Here is an idea that my friend Wendy and I came up with to display jewelry for an art show exhibit I did recently at Joanne's Frame Shop and Gallery.
I needed to find some way to display the jewelry so individual pieces could be viewed and accessed easily. It also needed to be easy to store, not overly bulky, assembled and set up quickly.
This idea was the result of a lot of brainstorming, trial and error and rummaging through my large stash of thrift store finds. To be perfectly honest, it does take a good amount of time to put together, but once done, it is something that can be used over and over again. The final result looked wonderful and received rave reviews.
It started out to be used in the gallery show. I was showing both mixed media art and jewelry, so my exhibit space was limited. This panel hung on the main wall and was able to hold many pieces. I liked the way it looked so after the show, I decided to make another panel and modify them for use in outdoor shows to hang from the sides of the tent. This would allow me to use just one table, and have many pieces on display. Rather than flipping through many boxes with jewelry, it will now be easily viewed.
I started with an old wooden shade from the thrift store. In our area, they always seem to be available and for just pennies. I took the length needed by cutting away the row of extra slats, then tied the ends off with the string from the shade and added additional security by wiring the edges.
The next step was to lay out my jewelry cards on the panel to figure out positioning space and lay the clothes pins where they needed to be. Beginning at the bottom of the panel, each pin was attached.
HOW TO ATTACH THE CLOTHESPINS
The side hole in the clothespin is threaded with wire.
Lay the wired clothespin in the position you want it located on the shade,then thread the wire through the sides of one slat, turn over and twist to secure it from the back. Continue until all the clips are placed on your shade
To hang this in the gallery, it was attached to a wall using staples and small nails between the slats. It was very sturdy and durable.
To make the transition from the gallery wall to the side walls of my tent, I had to come up with a system to hang it. This has been a lot of brainstorming, trying different materials to see what would be strong enough to hold it yet easy to assemble.
My first idea was to create a wooden frame around the border and attach it to the shade by slipping wood frame slats through loops I would place on the back. I decided against this - not wanting to transport and store 6ft long pieces of wood.
So Plan B was to attach some kind of hanging clips to the top, then thread chain through the clip, at the desired length, and secure the other end of the chain around the side walls metal brace. The chain can be cut the same lengths, so the panel would hang evenly.

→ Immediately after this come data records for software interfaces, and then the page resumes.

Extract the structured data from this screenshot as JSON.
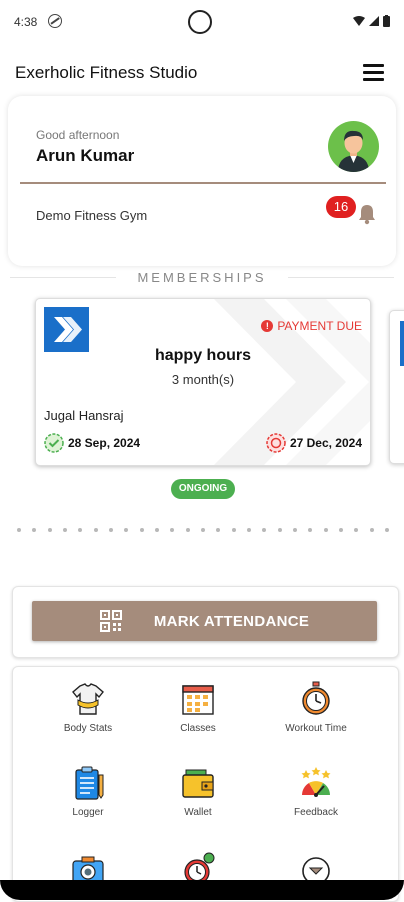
{
  "status_bar": {
    "time": "4:38"
  },
  "app_bar": {
    "title": "Exerholic Fitness Studio",
    "menu_icon": "hamburger-menu-icon"
  },
  "profile": {
    "greeting": "Good afternoon",
    "name": "Arun Kumar",
    "gym": "Demo Fitness Gym",
    "notification_count": "16"
  },
  "memberships": {
    "section_title": "MEMBERSHIPS",
    "card": {
      "status": "PAYMENT DUE",
      "plan_name": "happy hours",
      "duration": "3 month(s)",
      "trainer": "Jugal Hansraj",
      "start_date": "28 Sep, 2024",
      "end_date": "27 Dec, 2024"
    },
    "badge": "ONGOING"
  },
  "attendance": {
    "label": "MARK ATTENDANCE",
    "icon": "qr-code-icon"
  },
  "menu_grid": [
    {
      "label": "Body Stats",
      "icon": "tshirt-measure-icon"
    },
    {
      "label": "Classes",
      "icon": "calendar-classes-icon"
    },
    {
      "label": "Workout Time",
      "icon": "stopwatch-icon"
    },
    {
      "label": "Logger",
      "icon": "clipboard-icon"
    },
    {
      "label": "Wallet",
      "icon": "wallet-icon"
    },
    {
      "label": "Feedback",
      "icon": "rating-gauge-icon"
    },
    {
      "label": "",
      "icon": "camera-icon"
    },
    {
      "label": "",
      "icon": "alarm-clock-icon"
    },
    {
      "label": "",
      "icon": "expand-more-icon"
    }
  ],
  "colors": {
    "accent": "#a58c7c",
    "ongoing": "#4caf50",
    "due": "#e53935",
    "brand_blue": "#1a6fc9"
  }
}
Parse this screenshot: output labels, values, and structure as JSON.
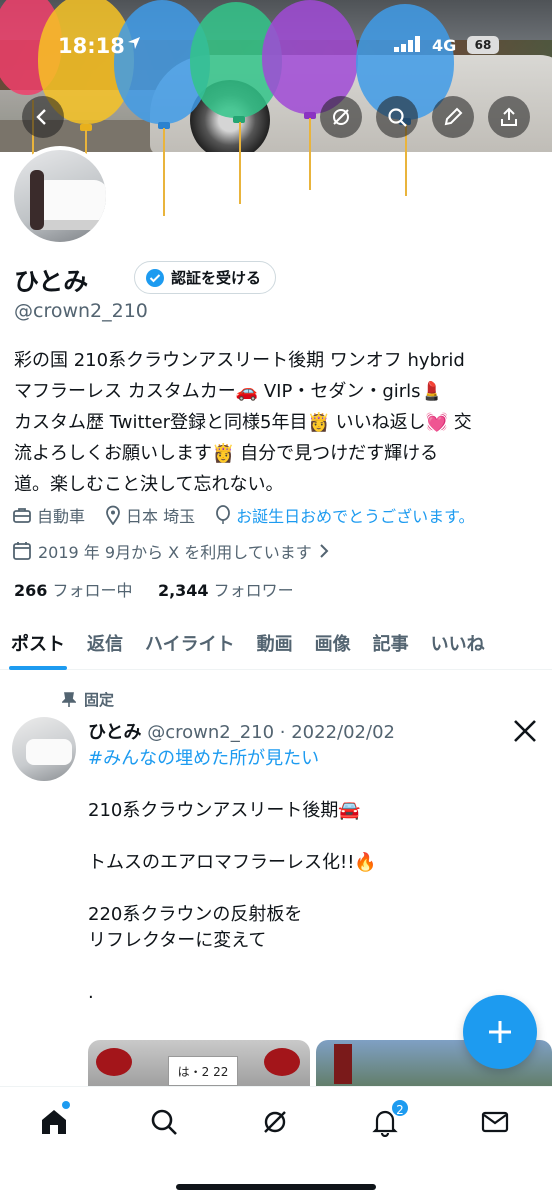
{
  "status_bar": {
    "time": "18:18",
    "network": "4G",
    "battery": "68"
  },
  "profile": {
    "name": "ひとみ",
    "verify_label": "認証を受ける",
    "handle": "@crown2_210",
    "bio_lines": [
      "彩の国 210系クラウンアスリート後期 ワンオフ hybrid",
      "マフラーレス カスタムカー🚗 VIP・セダン・girls💄",
      "カスタム歴 Twitter登録と同様5年目👸 いいね返し💓 交",
      "流よろしくお願いします👸 自分で見つけだす輝ける",
      "道。楽しむこと決して忘れない。"
    ],
    "category": "自動車",
    "location": "日本 埼玉",
    "birthday": "お誕生日おめでとうございます。",
    "joined": "2019 年 9月から X を利用しています",
    "following_count": "266",
    "following_label": "フォロー中",
    "followers_count": "2,344",
    "followers_label": "フォロワー"
  },
  "tabs": [
    "ポスト",
    "返信",
    "ハイライト",
    "動画",
    "画像",
    "記事",
    "いいね"
  ],
  "post": {
    "pinned_label": "固定",
    "author": "ひとみ",
    "handle_date": "@crown2_210 · 2022/02/02",
    "hashtag": "#みんなの埋めた所が見たい",
    "lines": [
      "",
      "210系クラウンアスリート後期🚘",
      "",
      "トムスのエアロマフラーレス化!!🔥",
      "",
      "220系クラウンの反射板を",
      "リフレクターに変えて",
      "",
      "."
    ],
    "plate_text": "は・2 22"
  },
  "nav": {
    "notifications_badge": "2"
  },
  "colors": {
    "accent": "#1d9bf0",
    "text": "#0f1419",
    "muted": "#536471"
  },
  "icons": [
    "back-icon",
    "grok-icon",
    "search-icon",
    "edit-icon",
    "share-icon",
    "verified-icon",
    "briefcase-icon",
    "location-icon",
    "balloon-icon",
    "calendar-icon",
    "pin-icon",
    "x-logo-icon",
    "plus-icon",
    "home-icon",
    "notifications-icon",
    "messages-icon"
  ]
}
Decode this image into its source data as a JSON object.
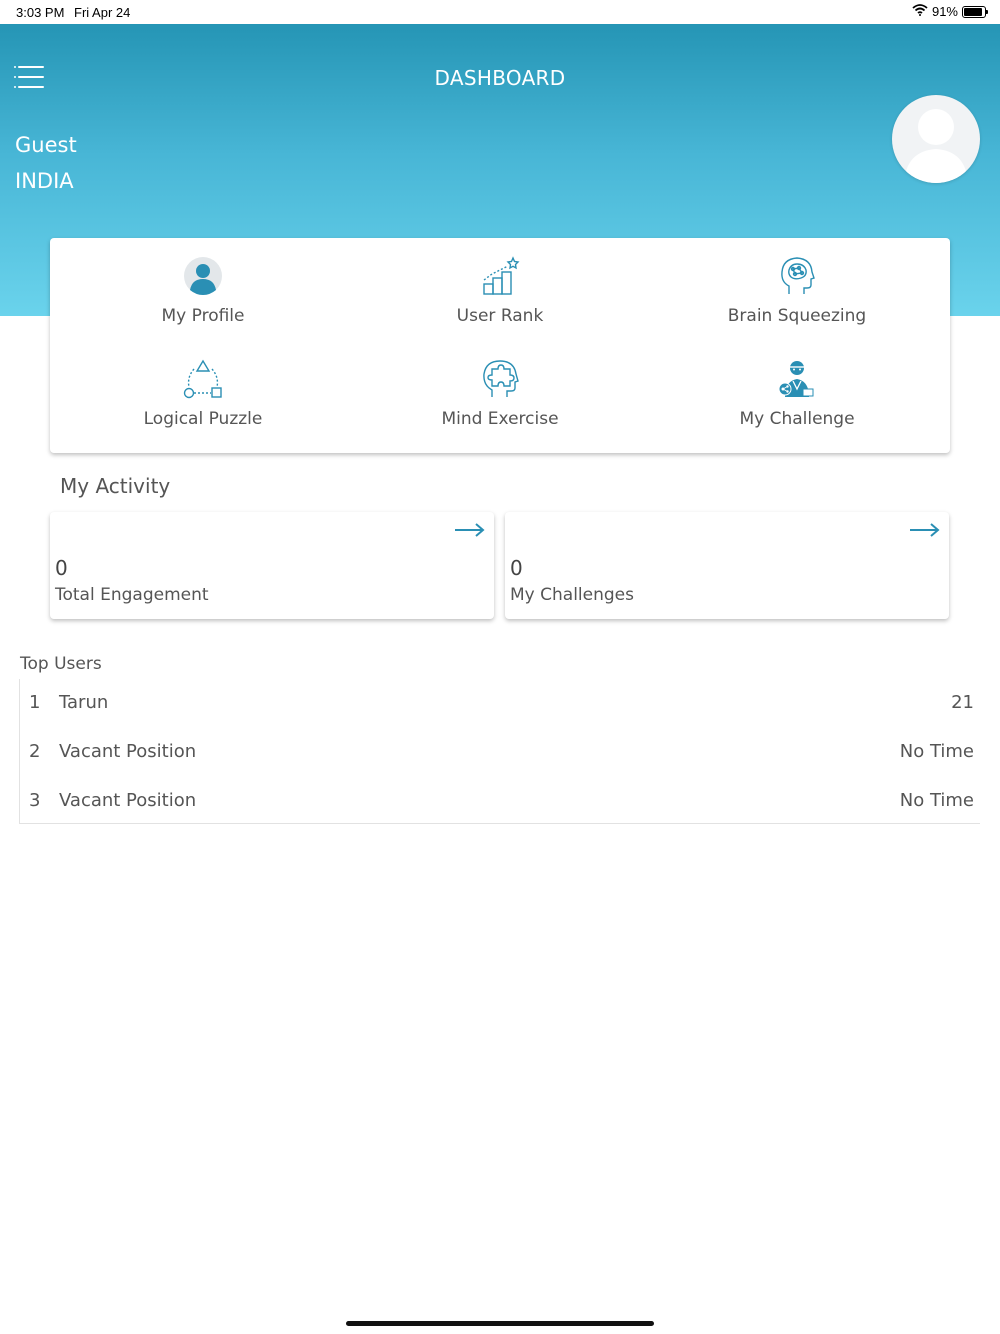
{
  "status": {
    "time": "3:03 PM",
    "date": "Fri Apr 24",
    "battery": "91%",
    "battery_level": 0.91
  },
  "header": {
    "title": "DASHBOARD",
    "user_name": "Guest",
    "country": "INDIA"
  },
  "menu": [
    {
      "label": "My  Profile",
      "icon": "user-icon"
    },
    {
      "label": "User  Rank",
      "icon": "rank-chart-icon"
    },
    {
      "label": "Brain  Squeezing",
      "icon": "brain-head-icon"
    },
    {
      "label": "Logical  Puzzle",
      "icon": "shapes-icon"
    },
    {
      "label": "Mind  Exercise",
      "icon": "puzzle-head-icon"
    },
    {
      "label": "My  Challenge",
      "icon": "challenge-person-icon"
    }
  ],
  "activity": {
    "title": "My  Activity",
    "cards": [
      {
        "count": "0",
        "label": "Total  Engagement"
      },
      {
        "count": "0",
        "label": "My  Challenges"
      }
    ]
  },
  "top_users": {
    "title": "Top  Users",
    "rows": [
      {
        "rank": "1",
        "name": "Tarun",
        "value": "21"
      },
      {
        "rank": "2",
        "name": "Vacant  Position",
        "value": "No  Time"
      },
      {
        "rank": "3",
        "name": "Vacant  Position",
        "value": "No  Time"
      }
    ]
  },
  "colors": {
    "accent": "#2a8fb4",
    "header_top": "#2595b5",
    "header_bottom": "#6ad3ec"
  }
}
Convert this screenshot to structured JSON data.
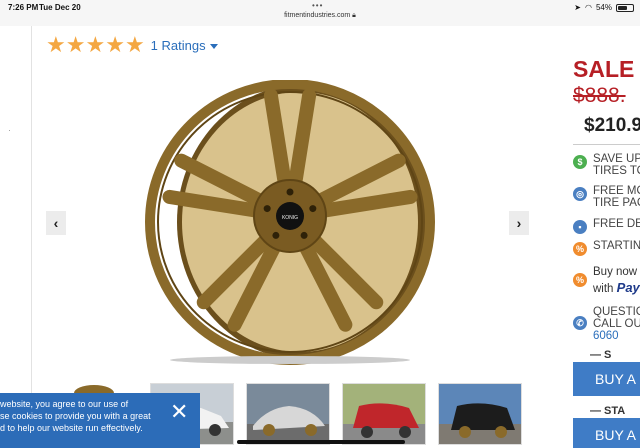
{
  "status_bar": {
    "time": "7:26 PM",
    "date": "Tue Dec 20",
    "url": "fitmentindustries.com",
    "battery": "54%",
    "battery_level": 0.54
  },
  "rating": {
    "stars": 5,
    "count_label": "1 Ratings"
  },
  "gallery": {
    "wheel_brand": "KONIG",
    "thumbnails": [
      {
        "name": "white-car"
      },
      {
        "name": "silver-coupe"
      },
      {
        "name": "red-hatchback"
      },
      {
        "name": "black-hatchback"
      }
    ]
  },
  "pricing": {
    "sale_label": "SALE",
    "old_price": "$888.",
    "new_price": "$210.9"
  },
  "perks": [
    {
      "icon": "dollar-icon",
      "line1": "SAVE UP",
      "line2": "TIRES TO",
      "color": "#4caf50"
    },
    {
      "icon": "tire-package-icon",
      "line1": "FREE MO",
      "line2": "TIRE PAC",
      "color": "#4a7fc1"
    },
    {
      "icon": "truck-icon",
      "line1": "FREE DE",
      "line2": "",
      "color": "#4a7fc1"
    },
    {
      "icon": "tag-icon",
      "line1": "STARTIN",
      "line2": "",
      "color": "#f08c2e"
    },
    {
      "icon": "paypal-tag-icon",
      "line1": "Buy now",
      "line2_prefix": "with ",
      "line2_brand": "Pay",
      "color": "#f08c2e"
    },
    {
      "icon": "phone-icon",
      "line1": "QUESTIC",
      "line2": "CALL OU",
      "line3": "6060",
      "color": "#4a7fc1"
    }
  ],
  "purchase": {
    "section1_label": "— S",
    "buy_label_1": "BUY A",
    "section2_label": "— STA",
    "buy_label_2": "BUY A"
  },
  "cookie_banner": {
    "line1": "website, you agree to our use of",
    "line2": "se cookies to provide you with a great",
    "line3": "d to help our website run effectively."
  },
  "colors": {
    "accent_blue": "#3f7cc6",
    "sale_red": "#b61f25",
    "star_gold": "#f4a742",
    "wheel_bronze": "#8a6a2a"
  }
}
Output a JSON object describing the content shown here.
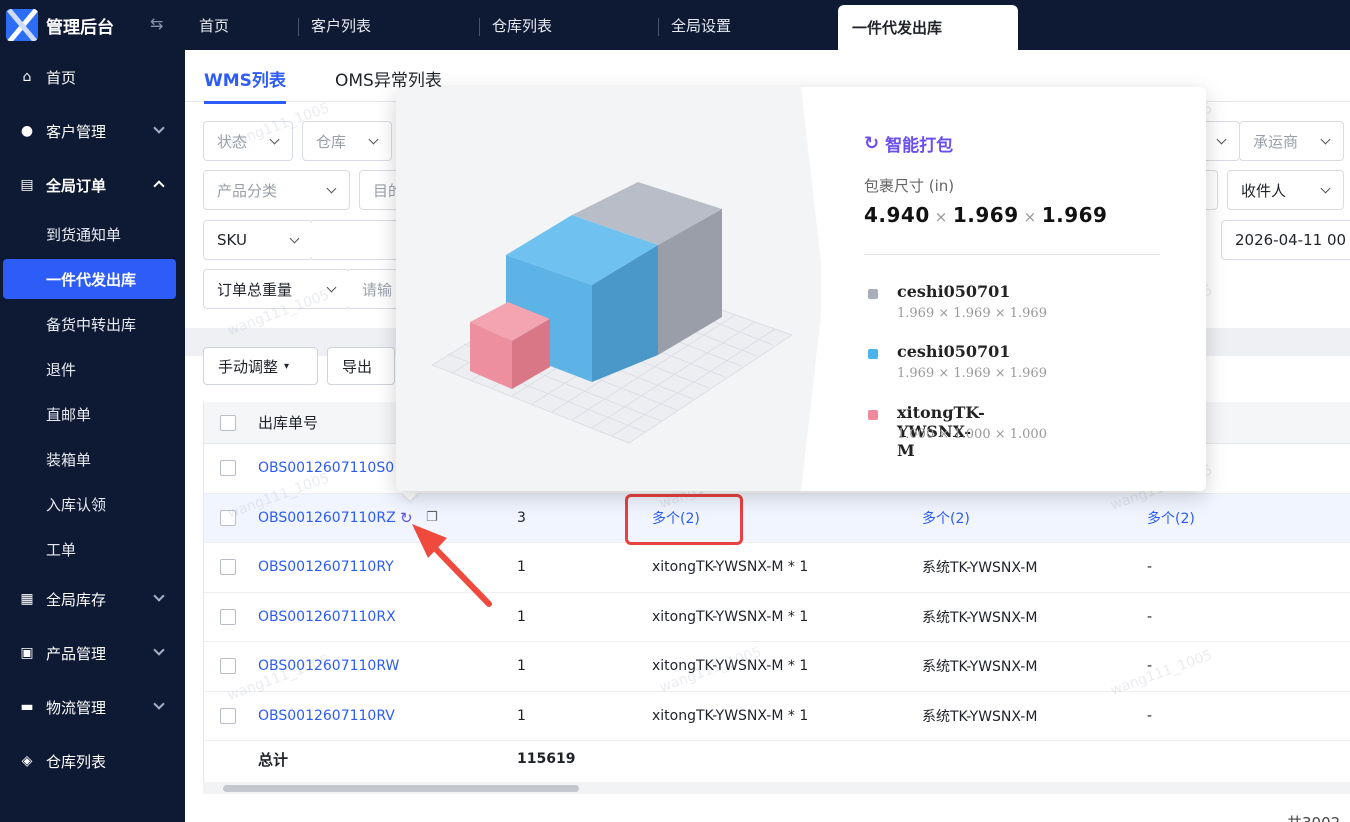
{
  "app": {
    "title": "管理后台"
  },
  "sidebar": {
    "items": [
      {
        "label": "首页",
        "icon": "home-icon"
      },
      {
        "label": "客户管理",
        "icon": "users-icon"
      },
      {
        "label": "全局订单",
        "icon": "orders-icon"
      },
      {
        "label": "全局库存",
        "icon": "inventory-icon"
      },
      {
        "label": "产品管理",
        "icon": "product-icon"
      },
      {
        "label": "物流管理",
        "icon": "truck-icon"
      },
      {
        "label": "仓库列表",
        "icon": "warehouse-icon"
      }
    ],
    "order_sub": [
      "到货通知单",
      "一件代发出库",
      "备货中转出库",
      "退件",
      "直邮单",
      "装箱单",
      "入库认领",
      "工单"
    ]
  },
  "tabs": [
    "首页",
    "客户列表",
    "仓库列表",
    "全局设置",
    "一件代发出库"
  ],
  "subtabs": [
    "WMS列表",
    "OMS异常列表"
  ],
  "filters": {
    "status": "状态",
    "warehouse": "仓库",
    "carrier": "承运商",
    "category": "产品分类",
    "dest": "目的",
    "receiver": "收件人",
    "sku": "SKU",
    "date": "2026-04-11 00",
    "weight": "订单总重量",
    "input_placeholder": "请输"
  },
  "toolbar": {
    "adjust": "手动调整",
    "export": "导出"
  },
  "table": {
    "col_order_no": "出库单号",
    "rows": [
      {
        "id": "OBS0012607110S0",
        "qty": "",
        "c3": "",
        "c4": "",
        "c5": ""
      },
      {
        "id": "OBS0012607110RZ",
        "qty": "3",
        "c3": "多个(2)",
        "c4": "多个(2)",
        "c5": "多个(2)"
      },
      {
        "id": "OBS0012607110RY",
        "qty": "1",
        "c3": "xitongTK-YWSNX-M * 1",
        "c4": "系统TK-YWSNX-M",
        "c5": "-"
      },
      {
        "id": "OBS0012607110RX",
        "qty": "1",
        "c3": "xitongTK-YWSNX-M * 1",
        "c4": "系统TK-YWSNX-M",
        "c5": "-"
      },
      {
        "id": "OBS0012607110RW",
        "qty": "1",
        "c3": "xitongTK-YWSNX-M * 1",
        "c4": "系统TK-YWSNX-M",
        "c5": "-"
      },
      {
        "id": "OBS0012607110RV",
        "qty": "1",
        "c3": "xitongTK-YWSNX-M * 1",
        "c4": "系统TK-YWSNX-M",
        "c5": "-"
      }
    ],
    "total_label": "总计",
    "total_value": "115619"
  },
  "footer": {
    "page_text": "共3002"
  },
  "popover": {
    "title": "智能打包",
    "size_label": "包裹尺寸 (in)",
    "dims": [
      "4.940",
      "1.969",
      "1.969"
    ],
    "sep": "×",
    "items": [
      {
        "name": "ceshi050701",
        "dims": "1.969 × 1.969 × 1.969",
        "color": "#a9aebb"
      },
      {
        "name": "ceshi050701",
        "dims": "1.969 × 1.969 × 1.969",
        "color": "#4bb3ee"
      },
      {
        "name": "xitongTK-YWSNX-M",
        "dims": "1.000 × 1.000 × 1.000",
        "color": "#ef8a9c"
      }
    ]
  },
  "watermark": "wang111_1005",
  "colors": {
    "primary": "#2d5cf6",
    "sidebar": "#0e1934",
    "highlight": "#e94040"
  }
}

Having 2 panels to clip, became a challenge. Once I found what I would use, I didn't have enough material for both. So I'll show you the way each was done..
First Panel: My husband had some metal parts in his stash that would work, but only had 8, which was enough to go across the entire top of the small panel. This metal thing was wired to the shade as close to the top as possible. A key ring was placed through that. I determined I need 15" of chain. One end will be placed into the key ring, the other end I'll loop around the top bar of the side wall of the tent and S hook it in place.
Then I wired them to the top of the shade, as described above. This panel used 11 clothespins.
I have not cut the lengths of chain yet, so it is not pictured here. I have a show at the Sellersville Gallery of the Arts, this Sunday. I'll take pictures and add them to the post, sometime next week. Or, if you are in the area, come by and see it in person.
I still need to come up with a simple way to tether the bottom of the panel so it is stable when it hangs, so that will be pictured as well.
Here is a picture of the two panels all rolled up and ready for transport. Very compact and won't take up much room in the car.
I hope this gives you some inspiration for your next display project. I would love to hear what other jewelry artist are doing as well!